Ronald W. Dworkin is an anesthesiologist, an author, and a Senior Fellow at the Hudson Institute in Washington D.C.[1]

Ronald Dworkin
Born Ronald W. Dworkin
Occupation Non-fiction writer, anesthesiologist
Nationality American
Period 1996–present
Notable works Artificial Happiness (2006)
The Rise of the Imperial Self (1996)

Biography[edit]

Ronald W. Dworkin has practiced anesthesiology at the Greater Baltimore Medical Center since 1989. In 1995, Dworkin was awarded a Ph.D. in political philosophy from the Johns Hopkins University.[1] He writes widely on topics where medical research intersects with political control, often focusing on what he sees as obsession with pushing happiness above all else. In other words, society likes to see unhappiness as a disease that must be stamped out with a mixture of drugs and denial. His book, Artificial Happiness published in 2006, lays out the dangers in the blind pursuit of happiness, arguing that it leads us to ignore or avoid some fundamental truths about life.

Richard John Neuhaus wrote of the book,

A particular strength of Artificial Happiness is its treatment of the doping of millions of children with Ritalin and other drugs. We are running the grave risk of depriving the next generation of experiences that are essential to growing up. Sadness, failure, disappointment, and other aspects of unhappiness are both inevitable and necessary in learning and achievement. What is often called attention deficit disorder (ADD) is in many cases the most natural of childhood conditions, notably among boys. Dworkin makes a convincing case that the life experience of young people is often being repressed and distorted for the convenience of teachers and parents.[2]

In 1996, he co-founded the Calvert Institute for Policy Research.[1]

Bibliography[edit]

Dworkin has published several books including:

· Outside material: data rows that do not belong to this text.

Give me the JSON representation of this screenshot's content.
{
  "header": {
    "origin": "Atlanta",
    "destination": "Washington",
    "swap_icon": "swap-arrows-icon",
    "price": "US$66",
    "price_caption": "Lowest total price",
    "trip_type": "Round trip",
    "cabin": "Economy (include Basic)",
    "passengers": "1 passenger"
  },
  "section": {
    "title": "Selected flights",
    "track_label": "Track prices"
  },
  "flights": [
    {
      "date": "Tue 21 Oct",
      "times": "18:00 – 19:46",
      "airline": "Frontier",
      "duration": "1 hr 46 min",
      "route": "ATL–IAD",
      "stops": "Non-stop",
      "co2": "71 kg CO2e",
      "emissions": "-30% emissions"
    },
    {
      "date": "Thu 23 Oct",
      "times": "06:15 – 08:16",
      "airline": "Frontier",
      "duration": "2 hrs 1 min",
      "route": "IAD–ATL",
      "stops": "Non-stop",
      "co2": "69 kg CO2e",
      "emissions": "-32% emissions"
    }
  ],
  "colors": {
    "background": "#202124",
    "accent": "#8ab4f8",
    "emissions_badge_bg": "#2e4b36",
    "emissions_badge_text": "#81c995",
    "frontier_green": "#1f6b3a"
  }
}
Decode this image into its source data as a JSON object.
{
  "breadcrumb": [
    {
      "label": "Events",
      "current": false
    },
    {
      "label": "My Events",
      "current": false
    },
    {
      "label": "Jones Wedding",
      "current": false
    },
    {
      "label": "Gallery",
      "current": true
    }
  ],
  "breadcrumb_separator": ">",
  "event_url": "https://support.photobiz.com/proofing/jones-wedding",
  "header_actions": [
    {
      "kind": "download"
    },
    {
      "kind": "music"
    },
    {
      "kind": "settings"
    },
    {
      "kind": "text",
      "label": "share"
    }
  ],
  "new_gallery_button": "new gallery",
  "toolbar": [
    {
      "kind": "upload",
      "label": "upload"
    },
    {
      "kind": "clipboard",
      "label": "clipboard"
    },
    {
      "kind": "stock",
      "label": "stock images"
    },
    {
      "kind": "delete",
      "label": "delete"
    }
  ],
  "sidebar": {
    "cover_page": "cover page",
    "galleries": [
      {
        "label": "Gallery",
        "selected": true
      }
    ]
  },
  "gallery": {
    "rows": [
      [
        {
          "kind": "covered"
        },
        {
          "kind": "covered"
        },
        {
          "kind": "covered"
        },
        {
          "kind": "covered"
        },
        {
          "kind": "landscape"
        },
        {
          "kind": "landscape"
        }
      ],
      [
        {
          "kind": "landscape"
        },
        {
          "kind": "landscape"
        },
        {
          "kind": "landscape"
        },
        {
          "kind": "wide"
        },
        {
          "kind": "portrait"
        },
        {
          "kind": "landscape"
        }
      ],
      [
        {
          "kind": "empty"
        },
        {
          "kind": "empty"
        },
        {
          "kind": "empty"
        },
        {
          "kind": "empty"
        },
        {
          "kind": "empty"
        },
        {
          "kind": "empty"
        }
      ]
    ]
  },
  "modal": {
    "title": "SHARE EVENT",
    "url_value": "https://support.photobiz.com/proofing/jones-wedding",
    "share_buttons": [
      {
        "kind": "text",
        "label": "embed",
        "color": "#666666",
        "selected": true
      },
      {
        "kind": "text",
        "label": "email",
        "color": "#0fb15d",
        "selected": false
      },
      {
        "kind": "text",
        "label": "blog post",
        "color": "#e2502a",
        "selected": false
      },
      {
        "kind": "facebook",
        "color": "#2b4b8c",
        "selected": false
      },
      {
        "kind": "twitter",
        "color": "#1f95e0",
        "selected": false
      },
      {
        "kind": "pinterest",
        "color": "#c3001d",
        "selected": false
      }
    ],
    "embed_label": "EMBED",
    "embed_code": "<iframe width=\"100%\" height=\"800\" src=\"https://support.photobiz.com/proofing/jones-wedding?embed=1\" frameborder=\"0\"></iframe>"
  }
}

  • The Rise of the Imperial Self (1996)
  • Artificial Happiness: The Dark Side of the New Happy Class (2006)

References[edit]